▸ **PROBLEM REQUIREMENTS**:
Copy each line of the entries that contains the word "icon".

(Entries from a dataset of interfaces)
----------

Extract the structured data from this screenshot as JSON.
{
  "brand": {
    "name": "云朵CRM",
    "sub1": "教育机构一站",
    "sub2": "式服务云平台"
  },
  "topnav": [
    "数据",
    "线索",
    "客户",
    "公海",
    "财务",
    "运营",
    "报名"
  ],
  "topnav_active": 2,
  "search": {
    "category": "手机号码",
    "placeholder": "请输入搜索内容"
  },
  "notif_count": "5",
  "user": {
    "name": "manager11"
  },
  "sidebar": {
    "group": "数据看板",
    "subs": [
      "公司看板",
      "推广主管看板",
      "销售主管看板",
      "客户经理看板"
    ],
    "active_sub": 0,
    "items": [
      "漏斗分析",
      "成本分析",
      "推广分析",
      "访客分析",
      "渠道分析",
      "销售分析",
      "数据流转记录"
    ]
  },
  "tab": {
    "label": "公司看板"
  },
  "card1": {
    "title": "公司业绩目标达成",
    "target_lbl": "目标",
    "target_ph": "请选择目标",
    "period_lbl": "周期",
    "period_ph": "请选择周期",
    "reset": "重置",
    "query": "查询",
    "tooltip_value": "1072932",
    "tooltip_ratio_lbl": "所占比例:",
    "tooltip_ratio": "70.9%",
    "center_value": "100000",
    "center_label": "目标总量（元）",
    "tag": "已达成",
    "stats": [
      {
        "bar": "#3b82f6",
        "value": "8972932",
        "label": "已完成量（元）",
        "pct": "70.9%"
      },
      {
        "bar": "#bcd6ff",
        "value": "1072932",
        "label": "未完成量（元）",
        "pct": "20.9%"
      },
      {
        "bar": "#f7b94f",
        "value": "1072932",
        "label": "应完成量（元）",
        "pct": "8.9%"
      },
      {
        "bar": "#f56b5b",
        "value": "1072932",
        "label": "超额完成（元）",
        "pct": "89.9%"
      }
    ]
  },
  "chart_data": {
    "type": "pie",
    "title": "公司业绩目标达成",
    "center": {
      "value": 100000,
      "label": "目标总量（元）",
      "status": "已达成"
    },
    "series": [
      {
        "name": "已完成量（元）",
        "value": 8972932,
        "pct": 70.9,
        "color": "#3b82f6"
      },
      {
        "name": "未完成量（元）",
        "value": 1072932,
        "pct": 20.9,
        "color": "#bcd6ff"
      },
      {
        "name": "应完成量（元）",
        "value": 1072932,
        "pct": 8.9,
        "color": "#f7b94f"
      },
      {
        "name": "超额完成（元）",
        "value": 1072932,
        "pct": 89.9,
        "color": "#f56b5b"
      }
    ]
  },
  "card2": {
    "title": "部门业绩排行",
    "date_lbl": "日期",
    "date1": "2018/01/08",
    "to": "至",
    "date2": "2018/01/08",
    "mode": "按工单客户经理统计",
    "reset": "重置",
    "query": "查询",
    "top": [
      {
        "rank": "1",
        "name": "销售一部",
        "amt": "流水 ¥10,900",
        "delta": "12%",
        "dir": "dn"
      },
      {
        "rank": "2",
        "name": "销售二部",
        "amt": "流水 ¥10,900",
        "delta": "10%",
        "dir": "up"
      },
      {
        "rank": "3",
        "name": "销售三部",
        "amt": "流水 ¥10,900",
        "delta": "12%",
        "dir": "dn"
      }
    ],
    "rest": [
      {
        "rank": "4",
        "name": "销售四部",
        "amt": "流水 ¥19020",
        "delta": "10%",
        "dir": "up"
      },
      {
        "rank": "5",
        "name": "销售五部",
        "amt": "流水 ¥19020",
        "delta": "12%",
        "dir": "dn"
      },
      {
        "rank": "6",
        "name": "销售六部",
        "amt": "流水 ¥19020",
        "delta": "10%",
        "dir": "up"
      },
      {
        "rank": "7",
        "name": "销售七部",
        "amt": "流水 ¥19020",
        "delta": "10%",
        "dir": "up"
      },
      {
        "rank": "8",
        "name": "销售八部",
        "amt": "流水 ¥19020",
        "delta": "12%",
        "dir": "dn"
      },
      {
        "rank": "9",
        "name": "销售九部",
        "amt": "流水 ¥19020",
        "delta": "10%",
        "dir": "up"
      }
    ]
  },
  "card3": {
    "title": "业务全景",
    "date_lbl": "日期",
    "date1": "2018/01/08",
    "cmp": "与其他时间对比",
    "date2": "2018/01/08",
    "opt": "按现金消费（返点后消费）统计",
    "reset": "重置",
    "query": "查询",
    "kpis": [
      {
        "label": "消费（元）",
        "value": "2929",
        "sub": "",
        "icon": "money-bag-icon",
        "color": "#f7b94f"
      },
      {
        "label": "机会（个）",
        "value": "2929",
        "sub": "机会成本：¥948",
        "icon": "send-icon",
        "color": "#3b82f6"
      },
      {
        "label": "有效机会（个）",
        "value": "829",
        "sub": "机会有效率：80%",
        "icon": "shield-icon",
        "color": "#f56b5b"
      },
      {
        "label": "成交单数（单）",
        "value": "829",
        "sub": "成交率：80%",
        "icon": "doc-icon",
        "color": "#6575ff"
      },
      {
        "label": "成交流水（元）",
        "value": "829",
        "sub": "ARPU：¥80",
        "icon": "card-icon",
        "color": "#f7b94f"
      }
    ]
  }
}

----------

▸ **RESULT FOR THIS TASK**:
        "icon": "money-bag-icon",
        "icon": "send-icon",
        "icon": "shield-icon",
        "icon": "doc-icon",
        "icon": "card-icon",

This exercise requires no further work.